[Dataset rows for apps and sites]

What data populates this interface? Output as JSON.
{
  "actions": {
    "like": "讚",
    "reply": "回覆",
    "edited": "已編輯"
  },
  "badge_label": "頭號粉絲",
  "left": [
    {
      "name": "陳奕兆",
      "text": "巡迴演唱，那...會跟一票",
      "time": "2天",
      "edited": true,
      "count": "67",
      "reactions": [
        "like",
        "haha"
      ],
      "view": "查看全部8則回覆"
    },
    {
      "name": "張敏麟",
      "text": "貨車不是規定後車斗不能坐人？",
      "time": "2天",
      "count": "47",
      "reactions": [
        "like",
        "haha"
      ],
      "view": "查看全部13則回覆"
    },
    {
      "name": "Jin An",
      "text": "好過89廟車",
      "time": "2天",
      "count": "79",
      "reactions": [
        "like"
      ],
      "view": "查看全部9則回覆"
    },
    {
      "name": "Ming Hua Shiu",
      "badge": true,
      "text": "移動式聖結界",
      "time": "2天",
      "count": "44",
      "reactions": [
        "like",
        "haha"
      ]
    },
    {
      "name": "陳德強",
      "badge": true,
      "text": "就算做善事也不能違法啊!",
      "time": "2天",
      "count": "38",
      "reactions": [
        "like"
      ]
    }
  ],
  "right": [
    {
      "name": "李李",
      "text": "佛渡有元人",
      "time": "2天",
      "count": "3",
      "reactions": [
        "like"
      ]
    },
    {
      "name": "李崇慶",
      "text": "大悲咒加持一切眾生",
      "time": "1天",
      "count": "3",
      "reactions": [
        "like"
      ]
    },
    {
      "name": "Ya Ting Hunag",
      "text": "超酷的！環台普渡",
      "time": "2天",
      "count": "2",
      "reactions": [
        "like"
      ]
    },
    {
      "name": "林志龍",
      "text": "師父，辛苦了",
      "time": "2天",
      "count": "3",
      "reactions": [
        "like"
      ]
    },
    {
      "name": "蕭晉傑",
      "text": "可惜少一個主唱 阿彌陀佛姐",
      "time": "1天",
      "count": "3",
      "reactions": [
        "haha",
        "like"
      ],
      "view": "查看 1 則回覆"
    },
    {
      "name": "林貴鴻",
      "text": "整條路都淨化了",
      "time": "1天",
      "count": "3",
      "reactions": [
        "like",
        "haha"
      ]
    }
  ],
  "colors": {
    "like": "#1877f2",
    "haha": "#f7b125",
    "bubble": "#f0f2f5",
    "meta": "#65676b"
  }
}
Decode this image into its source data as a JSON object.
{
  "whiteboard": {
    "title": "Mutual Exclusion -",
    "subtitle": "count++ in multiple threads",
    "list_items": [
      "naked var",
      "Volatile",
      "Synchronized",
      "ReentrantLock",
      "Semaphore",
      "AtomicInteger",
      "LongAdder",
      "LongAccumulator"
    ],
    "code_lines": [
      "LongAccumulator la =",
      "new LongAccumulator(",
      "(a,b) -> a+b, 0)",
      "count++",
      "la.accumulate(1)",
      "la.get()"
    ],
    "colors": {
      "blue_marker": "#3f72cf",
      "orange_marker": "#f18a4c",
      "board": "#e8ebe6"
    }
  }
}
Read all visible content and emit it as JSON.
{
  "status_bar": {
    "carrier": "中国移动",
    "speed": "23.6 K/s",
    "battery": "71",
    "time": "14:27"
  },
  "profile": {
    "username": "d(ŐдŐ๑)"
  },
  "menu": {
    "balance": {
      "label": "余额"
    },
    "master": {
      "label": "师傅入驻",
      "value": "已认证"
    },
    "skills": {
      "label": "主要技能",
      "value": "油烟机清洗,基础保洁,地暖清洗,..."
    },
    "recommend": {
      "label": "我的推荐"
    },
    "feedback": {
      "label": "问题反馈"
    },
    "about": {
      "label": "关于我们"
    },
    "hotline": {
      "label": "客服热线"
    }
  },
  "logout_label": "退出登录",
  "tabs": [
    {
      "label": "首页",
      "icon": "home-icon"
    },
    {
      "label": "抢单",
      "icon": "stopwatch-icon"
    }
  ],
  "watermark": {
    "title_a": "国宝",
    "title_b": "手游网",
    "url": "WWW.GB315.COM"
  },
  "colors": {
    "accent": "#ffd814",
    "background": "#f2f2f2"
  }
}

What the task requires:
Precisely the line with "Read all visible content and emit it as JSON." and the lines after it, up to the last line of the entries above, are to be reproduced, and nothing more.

Problem solution:
Read all visible content and emit it as JSON.
{
  "status_bar": {
    "carrier": "中国移动",
    "speed": "23.6 K/s",
    "battery": "71",
    "time": "14:27"
  },
  "profile": {
    "username": "d(ŐдŐ๑)"
  },
  "menu": {
    "balance": {
      "label": "余额"
    },
    "master": {
      "label": "师傅入驻",
      "value": "已认证"
    },
    "skills": {
      "label": "主要技能",
      "value": "油烟机清洗,基础保洁,地暖清洗,..."
    },
    "recommend": {
      "label": "我的推荐"
    },
    "feedback": {
      "label": "问题反馈"
    },
    "about": {
      "label": "关于我们"
    },
    "hotline": {
      "label": "客服热线"
    }
  },
  "logout_label": "退出登录",
  "tabs": [
    {
      "label": "首页",
      "icon": "home-icon"
    },
    {
      "label": "抢单",
      "icon": "stopwatch-icon"
    }
  ],
  "watermark": {
    "title_a": "国宝",
    "title_b": "手游网",
    "url": "WWW.GB315.COM"
  },
  "colors": {
    "accent": "#ffd814",
    "background": "#f2f2f2"
  }
}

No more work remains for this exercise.